Mr. Fawzy goes on to say that the “latest round of negotiations failed when Sudan (a riparian country) offered a suggestion of how negotiations about the dam should be followed. Sudan suggested that a greater role be given to experts in the African Union in an attempt to reach a satisfactory solution to all parties involved. This suggestion was not met with consensus by Egypt or Ethiopia as they saw this issue as matter between the three countries only. Mr. Fawzy goes on and says “In general the last round of negotiations failed as other previous rounds had failed due to the obstinate and uncooperative Ethiopian outlook in regards to the water issue.

Ethiopia tries to pass the matter of the dam strictly as one to do with sustainable development while in reality through the GERD it is engineering for itself a new balance in the area even if this comes at the cost of creating many problems in that region.

Previously when President Nasser was alive relations between Egypt and Ethiopia were much better as Nasser was aware of the vital importance of the Nile Basin and that is why he strengthened ties with the riparian countries. He also greatly supported African independence movements, which further consolidated Egypt’s position in the continent. After the death of Nasser there was negligence of ties with Africa as Egypt sought other ties with the West and America-so previously friendly African countries were left in limbo and that presented Israel with a golden opportunity to step in where Egypt had vacated.

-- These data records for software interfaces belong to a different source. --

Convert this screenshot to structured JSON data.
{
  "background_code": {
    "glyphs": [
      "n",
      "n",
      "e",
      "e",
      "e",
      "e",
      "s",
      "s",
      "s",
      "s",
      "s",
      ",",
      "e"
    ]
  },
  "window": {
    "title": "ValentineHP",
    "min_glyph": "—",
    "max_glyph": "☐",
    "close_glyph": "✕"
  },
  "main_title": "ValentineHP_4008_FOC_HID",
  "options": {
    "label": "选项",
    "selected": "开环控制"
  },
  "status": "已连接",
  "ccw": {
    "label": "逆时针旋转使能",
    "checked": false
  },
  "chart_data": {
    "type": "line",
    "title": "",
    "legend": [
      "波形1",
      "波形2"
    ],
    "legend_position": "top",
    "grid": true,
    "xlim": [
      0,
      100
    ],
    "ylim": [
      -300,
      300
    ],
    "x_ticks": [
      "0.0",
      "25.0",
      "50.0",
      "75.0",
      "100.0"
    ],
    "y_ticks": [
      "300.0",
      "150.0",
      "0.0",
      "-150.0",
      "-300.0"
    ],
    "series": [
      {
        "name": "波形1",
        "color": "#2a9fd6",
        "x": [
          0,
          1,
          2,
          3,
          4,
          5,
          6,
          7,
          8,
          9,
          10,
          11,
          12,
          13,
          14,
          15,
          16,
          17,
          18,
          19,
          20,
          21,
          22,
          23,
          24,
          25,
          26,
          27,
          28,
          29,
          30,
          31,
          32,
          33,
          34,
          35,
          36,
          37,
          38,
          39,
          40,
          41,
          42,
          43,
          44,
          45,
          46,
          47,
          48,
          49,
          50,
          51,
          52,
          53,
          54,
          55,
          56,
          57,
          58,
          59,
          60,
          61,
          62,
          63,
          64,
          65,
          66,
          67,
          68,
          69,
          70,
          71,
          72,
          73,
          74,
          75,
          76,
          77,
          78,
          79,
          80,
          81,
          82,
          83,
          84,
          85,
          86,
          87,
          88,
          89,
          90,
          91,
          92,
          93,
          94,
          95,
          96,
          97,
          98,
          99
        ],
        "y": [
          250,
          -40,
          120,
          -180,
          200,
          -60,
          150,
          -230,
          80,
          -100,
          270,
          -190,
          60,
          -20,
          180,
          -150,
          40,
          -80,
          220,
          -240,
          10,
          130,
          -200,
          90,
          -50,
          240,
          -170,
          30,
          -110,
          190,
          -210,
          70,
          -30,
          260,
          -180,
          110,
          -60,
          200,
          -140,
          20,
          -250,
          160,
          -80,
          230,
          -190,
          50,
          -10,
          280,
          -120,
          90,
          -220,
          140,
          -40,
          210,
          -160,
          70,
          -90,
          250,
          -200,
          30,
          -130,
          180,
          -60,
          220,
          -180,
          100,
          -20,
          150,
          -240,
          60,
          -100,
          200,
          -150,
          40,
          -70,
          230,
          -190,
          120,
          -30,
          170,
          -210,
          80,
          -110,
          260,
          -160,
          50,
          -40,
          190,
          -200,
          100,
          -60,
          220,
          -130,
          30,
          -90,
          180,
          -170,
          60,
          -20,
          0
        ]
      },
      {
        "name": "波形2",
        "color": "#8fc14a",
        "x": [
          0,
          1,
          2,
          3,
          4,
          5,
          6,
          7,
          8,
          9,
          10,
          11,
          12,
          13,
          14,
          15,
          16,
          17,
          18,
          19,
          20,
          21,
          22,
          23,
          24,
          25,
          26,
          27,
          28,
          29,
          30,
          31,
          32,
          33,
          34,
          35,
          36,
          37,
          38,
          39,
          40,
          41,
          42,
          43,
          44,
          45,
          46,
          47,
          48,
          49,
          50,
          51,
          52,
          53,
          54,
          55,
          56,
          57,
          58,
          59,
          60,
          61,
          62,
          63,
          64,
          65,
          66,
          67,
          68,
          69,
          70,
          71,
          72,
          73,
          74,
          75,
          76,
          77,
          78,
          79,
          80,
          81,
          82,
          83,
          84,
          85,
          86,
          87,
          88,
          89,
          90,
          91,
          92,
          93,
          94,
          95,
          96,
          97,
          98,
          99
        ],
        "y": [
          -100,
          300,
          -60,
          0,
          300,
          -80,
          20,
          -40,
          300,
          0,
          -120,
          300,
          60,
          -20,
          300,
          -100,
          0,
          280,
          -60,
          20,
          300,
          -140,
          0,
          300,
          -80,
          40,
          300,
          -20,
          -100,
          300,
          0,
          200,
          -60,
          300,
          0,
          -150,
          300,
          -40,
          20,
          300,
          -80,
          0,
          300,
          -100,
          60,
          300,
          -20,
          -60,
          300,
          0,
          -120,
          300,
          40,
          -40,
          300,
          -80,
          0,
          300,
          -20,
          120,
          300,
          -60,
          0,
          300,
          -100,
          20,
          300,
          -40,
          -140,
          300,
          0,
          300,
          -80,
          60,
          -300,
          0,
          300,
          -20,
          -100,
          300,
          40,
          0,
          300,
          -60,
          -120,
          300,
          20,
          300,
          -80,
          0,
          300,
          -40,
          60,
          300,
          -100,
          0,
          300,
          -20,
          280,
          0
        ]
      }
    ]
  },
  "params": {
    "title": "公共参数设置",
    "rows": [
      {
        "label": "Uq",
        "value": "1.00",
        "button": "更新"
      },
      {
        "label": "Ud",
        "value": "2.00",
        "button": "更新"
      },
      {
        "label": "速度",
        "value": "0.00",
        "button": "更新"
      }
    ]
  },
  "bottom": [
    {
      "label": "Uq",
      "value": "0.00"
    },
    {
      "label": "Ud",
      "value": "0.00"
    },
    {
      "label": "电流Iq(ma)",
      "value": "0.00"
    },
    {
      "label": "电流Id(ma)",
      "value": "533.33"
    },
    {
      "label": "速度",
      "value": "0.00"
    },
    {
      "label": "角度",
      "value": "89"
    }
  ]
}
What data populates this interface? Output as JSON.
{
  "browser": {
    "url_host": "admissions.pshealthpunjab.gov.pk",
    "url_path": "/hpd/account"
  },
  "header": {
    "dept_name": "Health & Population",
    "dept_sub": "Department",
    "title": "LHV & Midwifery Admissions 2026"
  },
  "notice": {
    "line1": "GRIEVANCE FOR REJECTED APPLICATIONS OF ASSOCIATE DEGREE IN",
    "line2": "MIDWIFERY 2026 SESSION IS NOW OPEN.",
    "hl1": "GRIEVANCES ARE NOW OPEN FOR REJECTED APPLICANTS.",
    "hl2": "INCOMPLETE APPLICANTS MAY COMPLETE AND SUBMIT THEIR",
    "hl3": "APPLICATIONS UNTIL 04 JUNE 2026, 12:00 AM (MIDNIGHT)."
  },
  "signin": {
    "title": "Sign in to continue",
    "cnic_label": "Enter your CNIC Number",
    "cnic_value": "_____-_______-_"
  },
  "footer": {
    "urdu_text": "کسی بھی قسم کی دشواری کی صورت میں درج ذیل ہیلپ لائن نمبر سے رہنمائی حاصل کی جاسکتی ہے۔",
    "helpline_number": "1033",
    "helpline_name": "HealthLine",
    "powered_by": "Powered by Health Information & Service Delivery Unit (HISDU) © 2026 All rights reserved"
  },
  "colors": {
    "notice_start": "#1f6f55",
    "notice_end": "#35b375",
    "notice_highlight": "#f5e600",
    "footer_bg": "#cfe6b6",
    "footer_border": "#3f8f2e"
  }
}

Athanasios Konstantinou to ST: The EU's Sanctions against Syria's Foreign Minister will only make positive communication more difficult

The decision that was adopted yesterday by the European Union (EU) on adding Syrian Minister of Foreign Affairs and Expatriates Faisal Al-Miqdad to its sanction list  will only make positive communication and dialogue more difficult, especially when it targets an established diplomat like Mr. Al-Miqdad, according to Member of European Parliament Athanasios Konstantinou.

Wind turbines in the occupied Syrian Golan

Wind turbines in the Golan wreaking havoc on nature destroying the picaresque beauty of the villages and most importantly seizing farmlands and so depriving the farmers of the Golan from cultivating their land.

The company that will set up the wind turbines is called Energix Renewable Energies which of course is an Israeli company. No amount of protesting or demonstrating that the people of the Golan did had any effect on the Israeli decision

Lawyers, activists and human rights organizations all signed a petition of over 5000 names in protest against the implementation of the project.

 Up to 25 huge wind turbines will be erected in the occupied Syrian Golan on an area of approximately 3674 Dunums.

Each turbine is about 200 meters in height with a base that covers 600 M2.

Israeli defiance of the UN ruling on Golan Heights is reinforced by America

The Syrian Golan, a hilly area covering 1860 square KM with fertile soil and plenty of water.

The modern history of the Golan witnessed poverty (during the time of the Ottoman Empire) and then occupation and annexation by Israel. 

The Arab inhabitants of the Golan unequivocally and continuously demand the return of the Golan to the motherland Syria, but Israel’s   illegal annexation of part of the Golan in 1981 (which was not acknowledged by any country-UN Security Council Resolution 497 declared “null and void and without international legal effect”) showed that Israel harbored no desire for peace.